§ **Work required**: Nothing in the data may be altered; restate all of it exactly.

§ **Exercise materials**:
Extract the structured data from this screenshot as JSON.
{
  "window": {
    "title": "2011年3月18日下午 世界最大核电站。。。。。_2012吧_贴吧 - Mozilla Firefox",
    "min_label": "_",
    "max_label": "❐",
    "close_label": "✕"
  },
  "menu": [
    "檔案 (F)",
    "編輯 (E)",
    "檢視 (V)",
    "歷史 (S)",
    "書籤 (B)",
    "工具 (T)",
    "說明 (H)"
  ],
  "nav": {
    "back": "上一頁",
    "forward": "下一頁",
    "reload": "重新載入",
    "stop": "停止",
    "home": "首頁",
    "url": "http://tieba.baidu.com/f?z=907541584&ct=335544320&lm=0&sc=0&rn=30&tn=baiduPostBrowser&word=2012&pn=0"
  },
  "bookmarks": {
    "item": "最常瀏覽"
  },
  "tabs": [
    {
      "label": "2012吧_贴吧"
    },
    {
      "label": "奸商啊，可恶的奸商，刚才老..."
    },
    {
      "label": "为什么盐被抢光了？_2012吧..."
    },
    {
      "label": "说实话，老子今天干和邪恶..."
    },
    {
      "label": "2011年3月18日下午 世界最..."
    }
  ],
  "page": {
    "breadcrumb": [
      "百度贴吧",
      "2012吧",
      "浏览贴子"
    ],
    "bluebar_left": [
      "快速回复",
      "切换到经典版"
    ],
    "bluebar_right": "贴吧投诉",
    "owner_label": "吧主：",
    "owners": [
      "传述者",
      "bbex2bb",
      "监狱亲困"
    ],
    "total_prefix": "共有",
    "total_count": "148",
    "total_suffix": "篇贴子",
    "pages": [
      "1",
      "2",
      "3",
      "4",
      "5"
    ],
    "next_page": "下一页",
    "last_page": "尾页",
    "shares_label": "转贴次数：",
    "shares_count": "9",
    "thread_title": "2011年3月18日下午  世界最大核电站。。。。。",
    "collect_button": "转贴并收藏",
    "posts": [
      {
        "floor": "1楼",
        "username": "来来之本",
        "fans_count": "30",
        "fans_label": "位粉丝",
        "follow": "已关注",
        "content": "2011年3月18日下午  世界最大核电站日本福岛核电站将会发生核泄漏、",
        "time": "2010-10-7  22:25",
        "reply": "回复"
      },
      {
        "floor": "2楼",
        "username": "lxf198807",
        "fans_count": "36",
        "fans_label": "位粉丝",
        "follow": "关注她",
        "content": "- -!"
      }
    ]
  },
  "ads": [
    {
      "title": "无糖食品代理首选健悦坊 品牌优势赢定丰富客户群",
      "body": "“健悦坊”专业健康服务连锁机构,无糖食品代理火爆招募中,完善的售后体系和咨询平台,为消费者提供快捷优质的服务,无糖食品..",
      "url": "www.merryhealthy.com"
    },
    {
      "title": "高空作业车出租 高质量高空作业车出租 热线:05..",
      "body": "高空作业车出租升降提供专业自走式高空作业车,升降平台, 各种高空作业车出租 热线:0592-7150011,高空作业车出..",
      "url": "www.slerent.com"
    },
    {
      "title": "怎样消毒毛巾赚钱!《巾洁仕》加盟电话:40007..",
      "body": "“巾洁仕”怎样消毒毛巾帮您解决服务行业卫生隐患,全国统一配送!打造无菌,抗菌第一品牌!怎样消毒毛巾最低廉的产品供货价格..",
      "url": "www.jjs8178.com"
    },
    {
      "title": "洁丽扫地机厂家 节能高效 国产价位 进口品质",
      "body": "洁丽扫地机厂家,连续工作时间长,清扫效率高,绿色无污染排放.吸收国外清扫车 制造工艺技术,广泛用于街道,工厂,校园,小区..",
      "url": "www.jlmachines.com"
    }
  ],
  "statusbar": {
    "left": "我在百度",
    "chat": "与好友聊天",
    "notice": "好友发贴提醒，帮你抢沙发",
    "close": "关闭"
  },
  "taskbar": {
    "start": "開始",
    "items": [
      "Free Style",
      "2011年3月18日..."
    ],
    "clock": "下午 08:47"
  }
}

§ **Solution**:
Extract the structured data from this screenshot as JSON.
{
  "window": {
    "title": "2011年3月18日下午 世界最大核电站。。。。。_2012吧_贴吧 - Mozilla Firefox",
    "min_label": "_",
    "max_label": "❐",
    "close_label": "✕"
  },
  "menu": [
    "檔案 (F)",
    "編輯 (E)",
    "檢視 (V)",
    "歷史 (S)",
    "書籤 (B)",
    "工具 (T)",
    "說明 (H)"
  ],
  "nav": {
    "back": "上一頁",
    "forward": "下一頁",
    "reload": "重新載入",
    "stop": "停止",
    "home": "首頁",
    "url": "http://tieba.baidu.com/f?z=907541584&ct=335544320&lm=0&sc=0&rn=30&tn=baiduPostBrowser&word=2012&pn=0"
  },
  "bookmarks": {
    "item": "最常瀏覽"
  },
  "tabs": [
    {
      "label": "2012吧_贴吧"
    },
    {
      "label": "奸商啊，可恶的奸商，刚才老..."
    },
    {
      "label": "为什么盐被抢光了？_2012吧..."
    },
    {
      "label": "说实话，老子今天干和邪恶..."
    },
    {
      "label": "2011年3月18日下午 世界最..."
    }
  ],
  "page": {
    "breadcrumb": [
      "百度贴吧",
      "2012吧",
      "浏览贴子"
    ],
    "bluebar_left": [
      "快速回复",
      "切换到经典版"
    ],
    "bluebar_right": "贴吧投诉",
    "owner_label": "吧主：",
    "owners": [
      "传述者",
      "bbex2bb",
      "监狱亲困"
    ],
    "total_prefix": "共有",
    "total_count": "148",
    "total_suffix": "篇贴子",
    "pages": [
      "1",
      "2",
      "3",
      "4",
      "5"
    ],
    "next_page": "下一页",
    "last_page": "尾页",
    "shares_label": "转贴次数：",
    "shares_count": "9",
    "thread_title": "2011年3月18日下午  世界最大核电站。。。。。",
    "collect_button": "转贴并收藏",
    "posts": [
      {
        "floor": "1楼",
        "username": "来来之本",
        "fans_count": "30",
        "fans_label": "位粉丝",
        "follow": "已关注",
        "content": "2011年3月18日下午  世界最大核电站日本福岛核电站将会发生核泄漏、",
        "time": "2010-10-7  22:25",
        "reply": "回复"
      },
      {
        "floor": "2楼",
        "username": "lxf198807",
        "fans_count": "36",
        "fans_label": "位粉丝",
        "follow": "关注她",
        "content": "- -!"
      }
    ]
  },
  "ads": [
    {
      "title": "无糖食品代理首选健悦坊 品牌优势赢定丰富客户群",
      "body": "“健悦坊”专业健康服务连锁机构,无糖食品代理火爆招募中,完善的售后体系和咨询平台,为消费者提供快捷优质的服务,无糖食品..",
      "url": "www.merryhealthy.com"
    },
    {
      "title": "高空作业车出租 高质量高空作业车出租 热线:05..",
      "body": "高空作业车出租升降提供专业自走式高空作业车,升降平台, 各种高空作业车出租 热线:0592-7150011,高空作业车出..",
      "url": "www.slerent.com"
    },
    {
      "title": "怎样消毒毛巾赚钱!《巾洁仕》加盟电话:40007..",
      "body": "“巾洁仕”怎样消毒毛巾帮您解决服务行业卫生隐患,全国统一配送!打造无菌,抗菌第一品牌!怎样消毒毛巾最低廉的产品供货价格..",
      "url": "www.jjs8178.com"
    },
    {
      "title": "洁丽扫地机厂家 节能高效 国产价位 进口品质",
      "body": "洁丽扫地机厂家,连续工作时间长,清扫效率高,绿色无污染排放.吸收国外清扫车 制造工艺技术,广泛用于街道,工厂,校园,小区..",
      "url": "www.jlmachines.com"
    }
  ],
  "statusbar": {
    "left": "我在百度",
    "chat": "与好友聊天",
    "notice": "好友发贴提醒，帮你抢沙发",
    "close": "关闭"
  },
  "taskbar": {
    "start": "開始",
    "items": [
      "Free Style",
      "2011年3月18日..."
    ],
    "clock": "下午 08:47"
  }
}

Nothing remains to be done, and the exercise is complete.